Filed by Steve Ritter
There hasn’t been a day on our Brazil trip that I haven’t been amazed by the talent and warm-heartedness of our Brazilian hosts. As Erika related in a post the other day (Beyond Biowillie), during our tour of Brazil, we have been whisked around São Paulo state in a fleet of biodiesel cars that are part of a test program run by Miguel J. Dabdoub and his group at the University of São Paulo, Ribeirão Preto. We have been living the experiment, so to speak.
Erika and I have ended up riding most of the time with Daniel A. Bortoleto and Vinicius D. Sellani, shown above with their car (Sellani left, Bortoleto right). We enjoyed polite conversation with these two unassuming graduate students during our excursions. One day, Vinicius turned around from the front seat and asked if we knew about their cooking oil recycling program. I figured they must do what a number of college students in the U.S. do and collect some used cooking oil from a local restaurant to make biodiesel to run their own cars. But it turned out there is a little more to the story.

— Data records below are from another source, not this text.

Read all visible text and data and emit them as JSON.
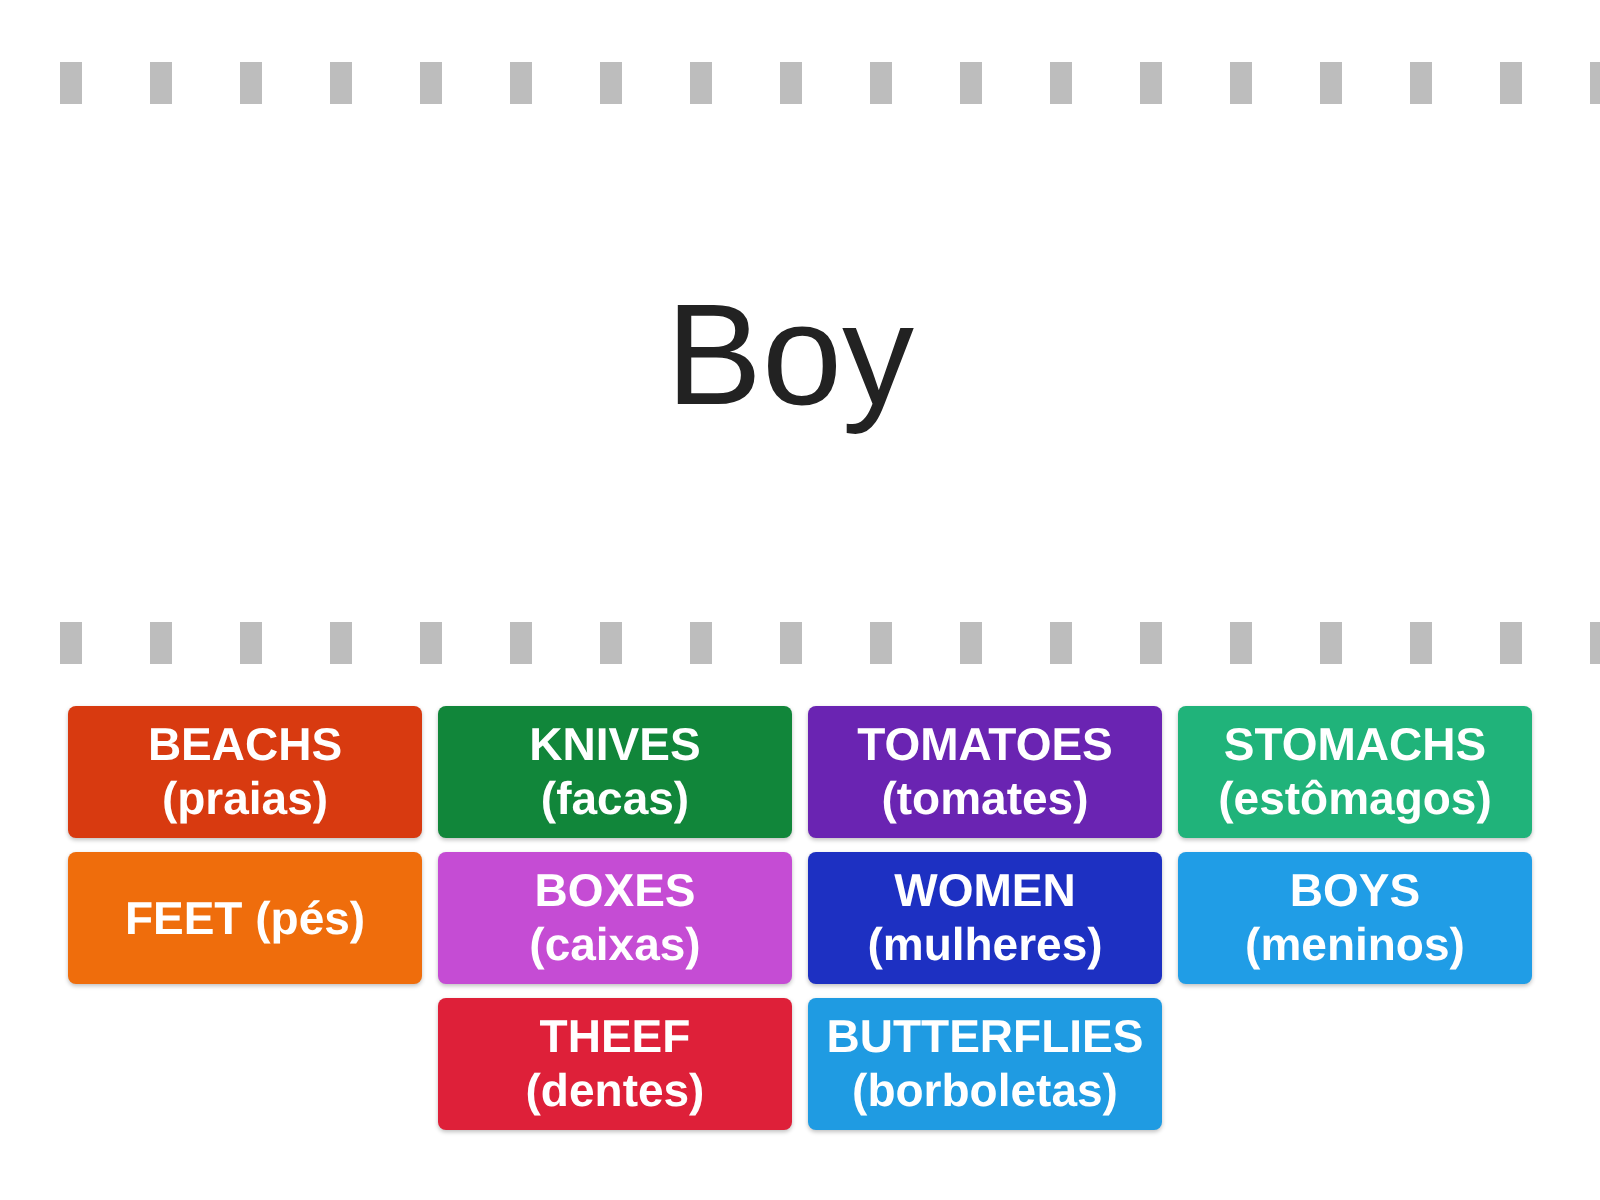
{
  "question": {
    "text": "Boy"
  },
  "answer_columns": [
    {
      "tiles": [
        {
          "text": "BEACHS\n(praias)",
          "color": "#d83a10"
        },
        {
          "text": "FEET (pés)",
          "color": "#ef6d0c"
        }
      ]
    },
    {
      "tiles": [
        {
          "text": "KNIVES\n(facas)",
          "color": "#11863a"
        },
        {
          "text": "BOXES\n(caixas)",
          "color": "#c54cd4"
        },
        {
          "text": "THEEF\n(dentes)",
          "color": "#de2039"
        }
      ]
    },
    {
      "tiles": [
        {
          "text": "TOMATOES\n(tomates)",
          "color": "#6a24b2"
        },
        {
          "text": "WOMEN\n(mulheres)",
          "color": "#1d30c2"
        },
        {
          "text": "BUTTERFLIES\n(borboletas)",
          "color": "#1f9be2"
        }
      ]
    },
    {
      "tiles": [
        {
          "text": "STOMACHS\n(estômagos)",
          "color": "#20b37a"
        },
        {
          "text": "BOYS\n(meninos)",
          "color": "#209de6"
        }
      ]
    }
  ]
}
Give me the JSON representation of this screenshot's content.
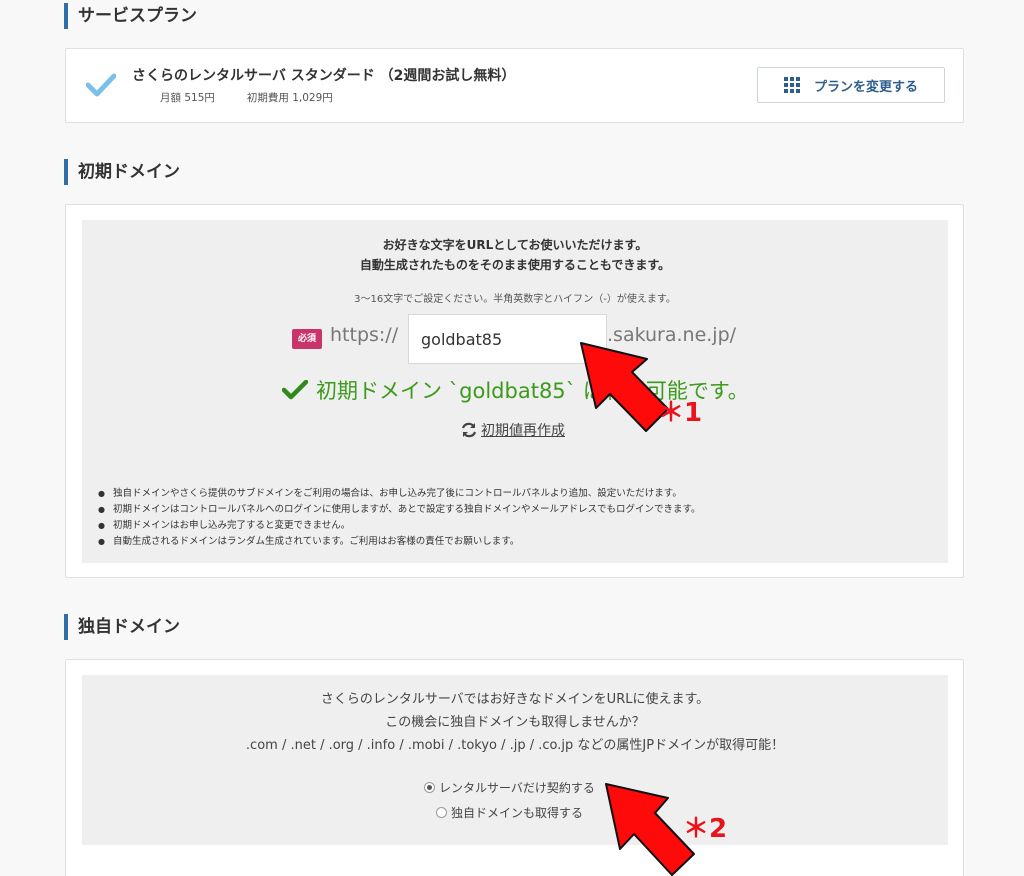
{
  "service_plan": {
    "section_title": "サービスプラン",
    "plan_name": "さくらのレンタルサーバ スタンダード （2週間お試し無料）",
    "monthly_fee": "月額 515円",
    "initial_fee": "初期費用 1,029円",
    "change_button_label": "プランを変更する"
  },
  "initial_domain": {
    "section_title": "初期ドメイン",
    "intro_line1": "お好きな文字をURLとしてお使いいただけます。",
    "intro_line2": "自動生成されたものをそのまま使用することもできます。",
    "hint": "3〜16文字でご設定ください。半角英数字とハイフン（-）が使えます。",
    "required_badge": "必須",
    "prefix": "https://",
    "input_value": "goldbat85",
    "suffix": ".sakura.ne.jp/",
    "availability_message": "初期ドメイン `goldbat85` は利用可能です。",
    "regenerate_label": "初期値再作成",
    "notes": [
      "独自ドメインやさくら提供のサブドメインをご利用の場合は、お申し込み完了後にコントロールパネルより追加、設定いただけます。",
      "初期ドメインはコントロールパネルへのログインに使用しますが、あとで設定する独自ドメインやメールアドレスでもログインできます。",
      "初期ドメインはお申し込み完了すると変更できません。",
      "自動生成されるドメインはランダム生成されています。ご利用はお客様の責任でお願いします。"
    ]
  },
  "custom_domain": {
    "section_title": "独自ドメイン",
    "line1": "さくらのレンタルサーバではお好きなドメインをURLに使えます。",
    "line2": "この機会に独自ドメインも取得しませんか？",
    "line3": ".com / .net / .org / .info / .mobi / .tokyo / .jp / .co.jp などの属性JPドメインが取得可能！",
    "options": [
      {
        "label": "レンタルサーバだけ契約する",
        "selected": true
      },
      {
        "label": "独自ドメインも取得する",
        "selected": false
      }
    ]
  },
  "annotations": {
    "mark1": "＊1",
    "mark2": "＊2"
  },
  "colors": {
    "accent": "#2f6fa6",
    "success": "#3c9a1c",
    "badge": "#c9356b",
    "annotation": "#e8141d"
  }
}
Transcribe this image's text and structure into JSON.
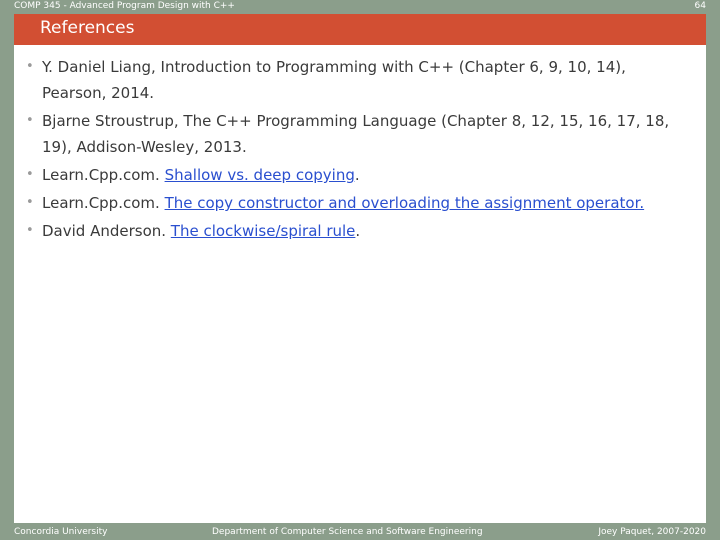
{
  "header": {
    "course": "COMP 345 - Advanced Program Design with C++",
    "page_number": "64"
  },
  "title": "References",
  "references": [
    {
      "text": "Y. Daniel Liang, Introduction to Programming with C++ (Chapter 6, 9, 10, 14), Pearson, 2014."
    },
    {
      "text": "Bjarne Stroustrup, The C++ Programming Language (Chapter 8, 12, 15, 16, 17, 18, 19), Addison-Wesley, 2013."
    },
    {
      "prefix": "Learn.Cpp.com. ",
      "link": "Shallow vs. deep copying",
      "suffix": "."
    },
    {
      "prefix": "Learn.Cpp.com. ",
      "link": "The copy constructor and overloading the assignment operator.",
      "suffix": ""
    },
    {
      "prefix": "David Anderson. ",
      "link": "The clockwise/spiral rule",
      "suffix": "."
    }
  ],
  "bullet_char": "•",
  "footer": {
    "left": "Concordia University",
    "center": "Department of Computer Science and Software Engineering",
    "right": "Joey Paquet, 2007-2020"
  },
  "colors": {
    "background": "#8b9e8b",
    "title_bar": "#d24f33",
    "link": "#2a4fcf"
  }
}
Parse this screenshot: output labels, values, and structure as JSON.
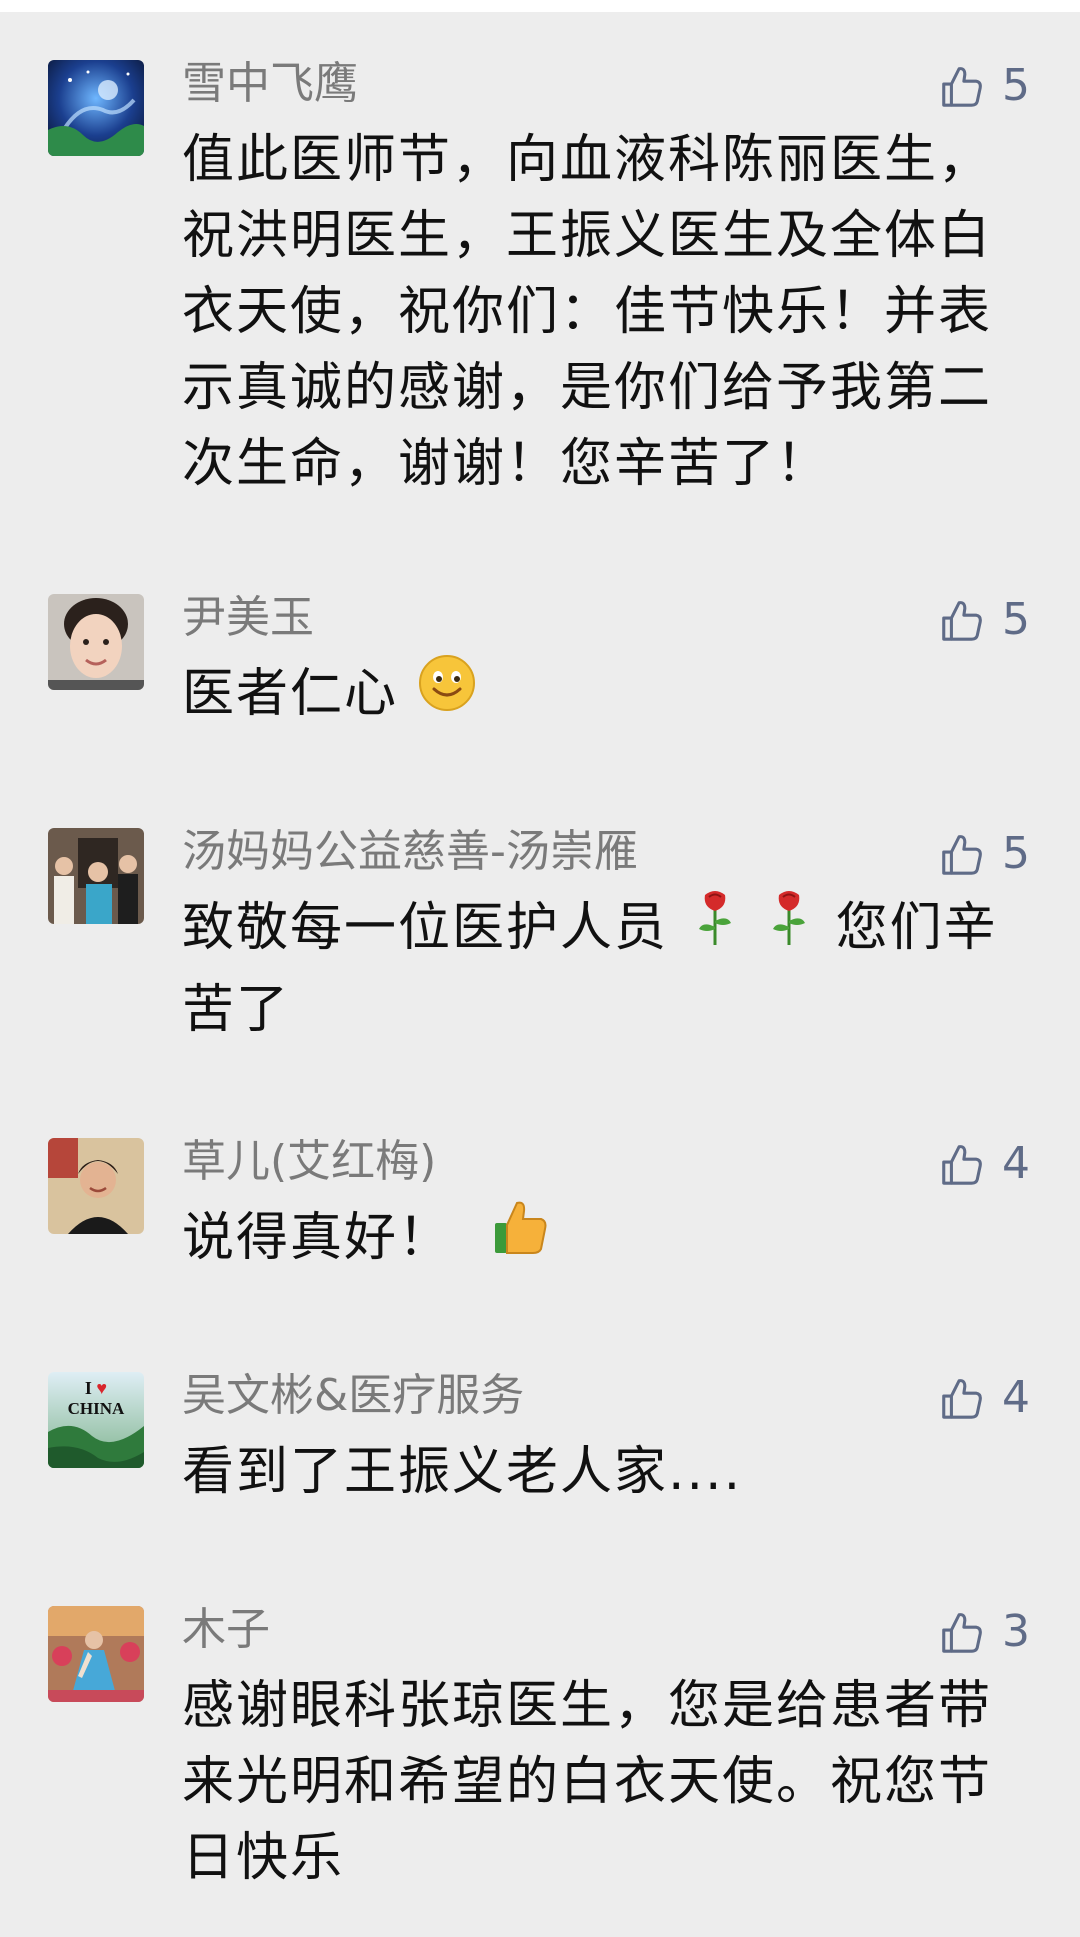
{
  "comments": [
    {
      "author": "雪中飞鹰",
      "likes": "5",
      "text": "值此医师节，向血液科陈丽医生，祝洪明医生，王振义医生及全体白衣天使，祝你们：佳节快乐！并表示真诚的感谢，是你们给予我第二次生命，谢谢！您辛苦了！",
      "avatar_icon": "night-sky-fantasy-avatar"
    },
    {
      "author": "尹美玉",
      "likes": "5",
      "text": "医者仁心",
      "emoji": "smiling-face-emoji",
      "avatar_icon": "woman-portrait-avatar"
    },
    {
      "author": "汤妈妈公益慈善-汤崇雁",
      "likes": "5",
      "text_before": "致敬每一位医护人员",
      "emoji": "rose-emoji",
      "text_after": "您们辛苦了",
      "avatar_icon": "group-photo-avatar"
    },
    {
      "author": "草儿(艾红梅)",
      "likes": "4",
      "text": "说得真好！",
      "emoji": "thumbs-up-emoji",
      "avatar_icon": "woman-smiling-avatar"
    },
    {
      "author": "吴文彬&医疗服务",
      "likes": "4",
      "text": "看到了王振义老人家....",
      "avatar_icon": "i-love-china-avatar",
      "avatar_text": "I ♥ CHINA"
    },
    {
      "author": "木子",
      "likes": "3",
      "text": "感谢眼科张琼医生，您是给患者带来光明和希望的白衣天使。祝您节日快乐",
      "avatar_icon": "dancer-photo-avatar"
    }
  ],
  "like_icon": "thumbs-up-outline-icon",
  "colors": {
    "background": "#ededed",
    "author": "#7a7a7a",
    "text": "#111111",
    "like": "#5f6b87"
  }
}
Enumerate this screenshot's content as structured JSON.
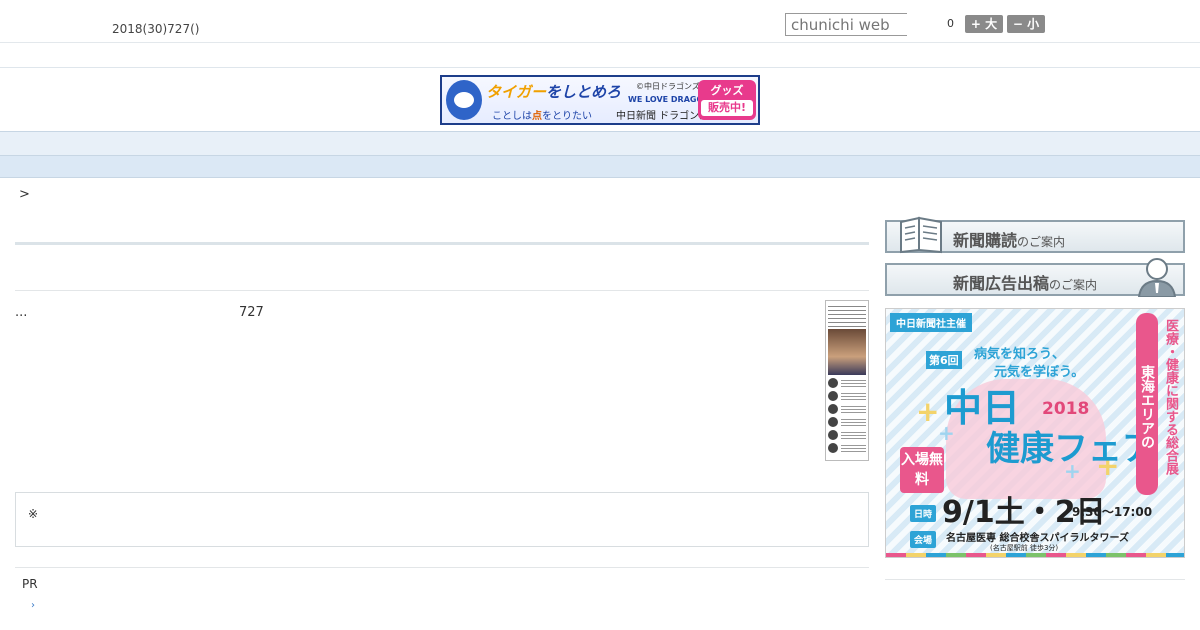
{
  "header": {
    "date": "2018(30)727()",
    "search_placeholder": "chunichi web",
    "count": "0",
    "font_plus": "+ 大",
    "font_minus": "− 小"
  },
  "banner": {
    "line1_pre": "タイガー",
    "line1_post": "をしとめろ",
    "copyright": "©中日ドラゴンズ",
    "slogan": "WE LOVE DRAGONS",
    "line2_pre": "ことしは",
    "line2_point": "点",
    "line2_post": "をとりたい",
    "shop": "中日新聞 ドラゴンズショップ",
    "badge1": "グッズ",
    "badge2": "販売中!"
  },
  "nav": {
    "items": [
      "",
      "",
      "",
      "",
      "",
      "",
      "",
      "",
      ""
    ]
  },
  "main": {
    "breadcrumb": ">",
    "body_text": "...",
    "body_number": "727",
    "note_mark": "※",
    "pr_label": "PR",
    "pr_arrow": "›"
  },
  "sidebar": {
    "subscribe_main": "新聞購読",
    "subscribe_sub": "のご案内",
    "ad_main": "新聞広告出稿",
    "ad_sub": "のご案内",
    "fair": {
      "organizer": "中日新聞社主催",
      "edition": "第6回",
      "catch1": "病気を知ろう、",
      "catch2": "元気を学ぼう。",
      "title1": "中日",
      "year": "2018",
      "title2": "健康フェア",
      "free": "入場無料",
      "vertical1": "東海エリアの",
      "vertical2": "医療・健康に関する総合展",
      "date_label": "日時",
      "date": "9/1土・2日",
      "time": "9:30〜17:00",
      "venue_label": "会場",
      "venue": "名古屋医専 総合校舎スパイラルタワーズ",
      "access": "(名古屋駅前 徒歩3分)"
    }
  },
  "colors": {
    "nav_bg": "#e8f0f8",
    "subnav_bg": "#dbe8f5",
    "fair_blue": "#2da3d6",
    "fair_pink": "#e9578c"
  }
}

Bortoleto and Sellani, working with fellow students Márcia A. Rampin and Cássio P. da Silva, run a program called “Biodiesel Em Casa E Nas Escolas,” which translates to “Biodiesel At Home And At School.” It’s an educational venture led by Bortoleto that started about 18 months ago to teach environmental awareness and the value of biodiesel to elementary through high school students. Dabdoub is proud of his students for this effort, he told me, because they came up with the idea on their own and turned it into a reality.
There are several components to the program. The graduate students visit schools to educate teachers and students. In the photo below, Sellani addresses one class (photos courtesy of Daniel Bortoleto). They provide a pamphlet explaining the program for students to take home to their parents. To add a little fun, they created the character Bill Bio as a mascot, shown at the end of this post in a flyer they distribute to the public.
The key element of their program is collecting used cooking oil. Students are encouraged to bring in used oil to school rather than letting their parents pour it down the drain or out on the ground, which is harmful to the environment. As a reward, the students get to take home 1 L of new cooking oil for every 4 L of oil they bring to school. And students who bring in lots of oil win prizes. Some students with their teacher are shown below.
So far, the program has reached 25,000 students in the Ribeirão Preto region, Bortoleto says. The graduate students also collect used cooking oil from school cafeterias and local restaurants, including 11 McDonald’s locations. The recycling program is supported by several companies, such as the Carrefour supermarket chain and a local Coca-Cola distributor.
Bortoleto and Sellani help collect 20,000 L of used oil per month. They convert it into biodiesel that is blended with petroleum-derived diesel and used to power the collecting van (shown below in front of a school).
They also use the biodiesel for other vehicles in the lab’s fleet. The biodiesel contains some impurities, so it’s not used in the test cars we rode around in. Those cars need to run on diesel made from virgin oil because of precision emissions testing the lab is doing. But the Coca-Cola distributor uses a 5% biodiesel blend (B5) in 145 delivery trucks, and the campus buses run on a 30% biodiesel blend (B30).
The program is just another example of the ingenuity of Brazilians in promoting biofuels. Perhaps some enterprising U.S. graduate students have created programs like this. If not, it’s a great model to follow.